Article published on Aug. 19, 2013
Article published on Aug. 19, 2013

This article has not been vetted by an editor at Paris HQ

Over recent years spoken language has become more and more colloquial. Tired, over used and unsophisticated expressions slip automatically into our conversations, spoiling the eloquence of spoken word. Each language has its own offenders with cliché, irritating and increasingly intolerable expressions being used throughout Europe every day in every language.

Calvino described spoken language as ‘clumsy’. He preferred to express himself in writing to avoid sounding vague, imprecise, superficial and awkward. He used writing to escape from the mundane repetition and the popular conventional expressions which besiege oral communication - a linguistic trap which we all fall prey to. More often than not it is foreigners however who, in the vain hope of sounding like a local, like to repeat these ridiculous expressions.

CALVINO HAD A VISION OF THE PERFECT SPOKEN LANGUAGE – FLUID, rapid, PRECISE AND Clear. EUROPEANS STILL HAVE A LONG WAY TO GO...

Expressions which suggest the opposite of what they mean are a permanent feature of every European Language. We especially like to use ridiculous phrases to convey surprise.
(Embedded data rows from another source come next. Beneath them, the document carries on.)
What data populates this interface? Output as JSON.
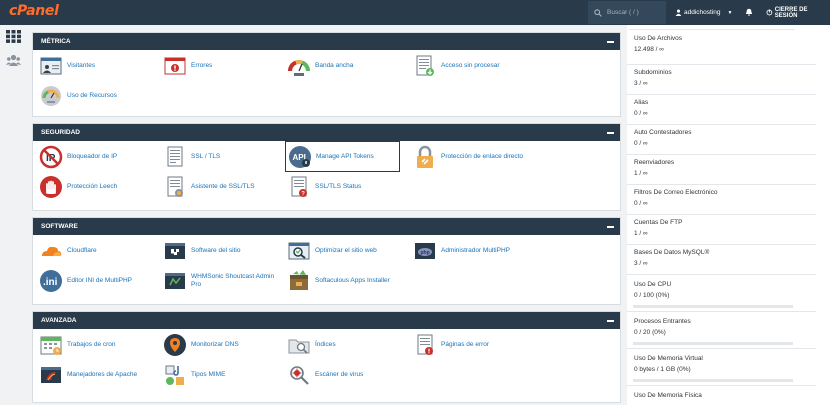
{
  "header": {
    "logo": "cPanel",
    "search_placeholder": "Buscar ( / )",
    "username": "addichosting",
    "logout": "CIERRE DE SESIÓN"
  },
  "colors": {
    "header": "#293a4a",
    "link": "#1a73b8",
    "logo": "#ff6c2c"
  },
  "sections": {
    "metrica": {
      "title": "MÉTRICA",
      "items": [
        "Visitantes",
        "Errores",
        "Banda ancha",
        "Acceso sin procesar",
        "Uso de Recursos"
      ]
    },
    "seguridad": {
      "title": "SEGURIDAD",
      "items": [
        "Bloqueador de IP",
        "SSL / TLS",
        "Manage API Tokens",
        "Protección de enlace directo",
        "Protección Leech",
        "Asistente de SSL/TLS",
        "SSL/TLS Status"
      ]
    },
    "software": {
      "title": "SOFTWARE",
      "items": [
        "Cloudflare",
        "Software del sitio",
        "Optimizar el sitio web",
        "Administrador MultiPHP",
        "Editor INI de MultiPHP",
        "WHMSonic Shoutcast Admin Pro",
        "Softaculous Apps Installer"
      ]
    },
    "avanzada": {
      "title": "AVANZADA",
      "items": [
        "Trabajos de cron",
        "Monitorizar DNS",
        "Índices",
        "Páginas de error",
        "Manejadores de Apache",
        "Tipos MIME",
        "Escáner de virus"
      ]
    }
  },
  "stats": [
    {
      "label": "Uso De Archivos",
      "value": "12.498 / ∞"
    },
    {
      "label": "Subdominios",
      "value": "3 / ∞"
    },
    {
      "label": "Alias",
      "value": "0 / ∞"
    },
    {
      "label": "Auto Contestadores",
      "value": "0 / ∞"
    },
    {
      "label": "Reenviadores",
      "value": "1 / ∞"
    },
    {
      "label": "Filtros De Correo Electrónico",
      "value": "0 / ∞"
    },
    {
      "label": "Cuentas De FTP",
      "value": "1 / ∞"
    },
    {
      "label": "Bases De Datos MySQL®",
      "value": "3 / ∞"
    },
    {
      "label": "Uso De CPU",
      "value": "0 / 100   (0%)",
      "fraction": 0.0
    },
    {
      "label": "Procesos Entrantes",
      "value": "0 / 20   (0%)",
      "fraction": 0.0
    },
    {
      "label": "Uso De Memoria Virtual",
      "value": "0 bytes / 1 GB   (0%)",
      "fraction": 0.0
    },
    {
      "label": "Uso De Memoria Física",
      "value": ""
    }
  ],
  "icons": {
    "rail": [
      "grid-icon",
      "users-icon"
    ],
    "metrica": [
      "visitors-icon",
      "errors-icon",
      "bandwidth-gauge-icon",
      "raw-access-icon",
      "resource-usage-icon"
    ],
    "seguridad": [
      "ip-blocker-icon",
      "ssl-tls-icon",
      "api-token-icon",
      "hotlink-lock-icon",
      "leech-hand-icon",
      "ssl-wizard-icon",
      "ssl-status-icon"
    ],
    "software": [
      "cloudflare-icon",
      "site-software-icon",
      "optimize-icon",
      "multiphp-icon",
      "ini-editor-icon",
      "shoutcast-icon",
      "softaculous-icon"
    ],
    "avanzada": [
      "cron-calendar-icon",
      "dns-monitor-icon",
      "indexes-icon",
      "error-pages-icon",
      "apache-handlers-icon",
      "mime-types-icon",
      "virus-scanner-icon"
    ]
  }
}
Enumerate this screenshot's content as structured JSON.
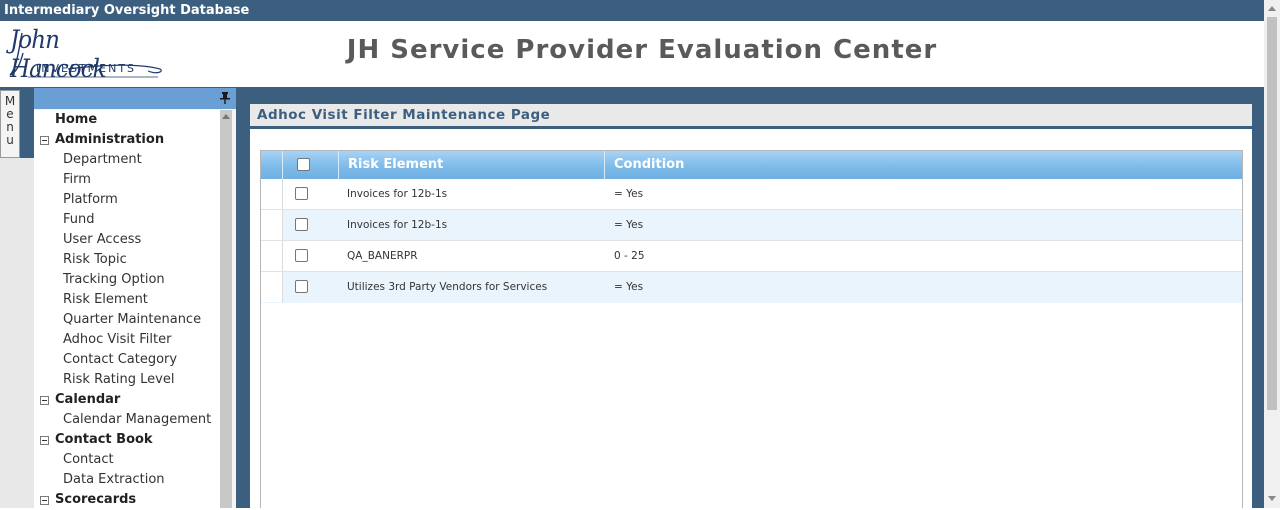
{
  "topbar": {
    "title": "Intermediary Oversight Database"
  },
  "header": {
    "logo_script": "John Hancock",
    "logo_sub": "INVESTMENTS",
    "app_title": "JH Service Provider Evaluation Center"
  },
  "menu_tab": {
    "letters": [
      "M",
      "e",
      "n",
      "u"
    ]
  },
  "sidebar": {
    "items": [
      {
        "label": "Home",
        "bold": true
      },
      {
        "label": "Administration",
        "bold": true,
        "collapsible": true
      },
      {
        "label": "Department"
      },
      {
        "label": "Firm"
      },
      {
        "label": "Platform"
      },
      {
        "label": "Fund"
      },
      {
        "label": "User Access"
      },
      {
        "label": "Risk Topic"
      },
      {
        "label": "Tracking Option"
      },
      {
        "label": "Risk Element"
      },
      {
        "label": "Quarter Maintenance"
      },
      {
        "label": "Adhoc Visit Filter"
      },
      {
        "label": "Contact Category"
      },
      {
        "label": "Risk Rating Level"
      },
      {
        "label": "Calendar",
        "bold": true,
        "collapsible": true
      },
      {
        "label": "Calendar Management"
      },
      {
        "label": "Contact Book",
        "bold": true,
        "collapsible": true
      },
      {
        "label": "Contact"
      },
      {
        "label": "Data Extraction"
      },
      {
        "label": "Scorecards",
        "bold": true,
        "collapsible": true
      }
    ]
  },
  "panel": {
    "title": "Adhoc Visit Filter Maintenance Page"
  },
  "grid": {
    "columns": {
      "risk_element": "Risk Element",
      "condition": "Condition"
    },
    "rows": [
      {
        "risk_element": "Invoices for 12b-1s",
        "condition": "= Yes"
      },
      {
        "risk_element": "Invoices for 12b-1s",
        "condition": "= Yes"
      },
      {
        "risk_element": "QA_BANERPR",
        "condition": "0 - 25"
      },
      {
        "risk_element": "Utilizes 3rd Party Vendors for Services",
        "condition": "= Yes"
      }
    ]
  },
  "colors": {
    "brand_bar": "#3d5f7f",
    "sidebar_head": "#6a9fd6",
    "grid_head": "#7ebbe9",
    "row_alt": "#eaf4fd",
    "logo_navy": "#1f3a68"
  }
}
For example the French like to say ‘c’est Mortel’ (that’s deadly) to express their appreciation, a similar expression to ‘masakra’ in Polish which literally means ‘massacre’ and which is used to express surprise at something unexpected. The Germans also like to express bewilderment with a rather interesting, old fashioned expression: ‘Hola die Waldfee’ which roughly translates as ‘Hello imaginary fairy’.

In the Pyranees one could hear the expression guay, a term used to describe anything cool and trendy and one still used frequently by the locals. You wouldn’t hear this on German soil, however, where instead cries of ‘geilomat’ fill the air (pronounced with an elongated a) from the word geil which literally means ‘attractive’ or ‘igniting desire’. The Germans have also developed several variations of the familiar greeting Tschüss, which can be pronounced Tschüssikowski  or shortened to Tschöo depending on your preference, much to the contempt of more ‘snobby’ German citizens who dislike the misuse of the pure German language.

The Polish have a love-hate relationship with the term  krejzol, similar to ‘crazy’ in English. Hated by many natives yet widely used all the same, krejzol is used to describe someone who has completely gone off the rails, or ‘gone west’ as the French would say (à l’ouest). Italian, like in English, is full of meaningless words and phrases which unnecessarily clog up the flow of conversation. Like, basically, literally and practically are but a few of the useless appendages which weigh down the most simple of sentences.

Calvino wrote his Six Memos for the Next Millenium in 1985 with a vision of a fluid, rapid, eloquent and exact spoken language. Almost 30 years later and we are pretty much, like, no further forward basically.

Immagine: © Toni F./flickr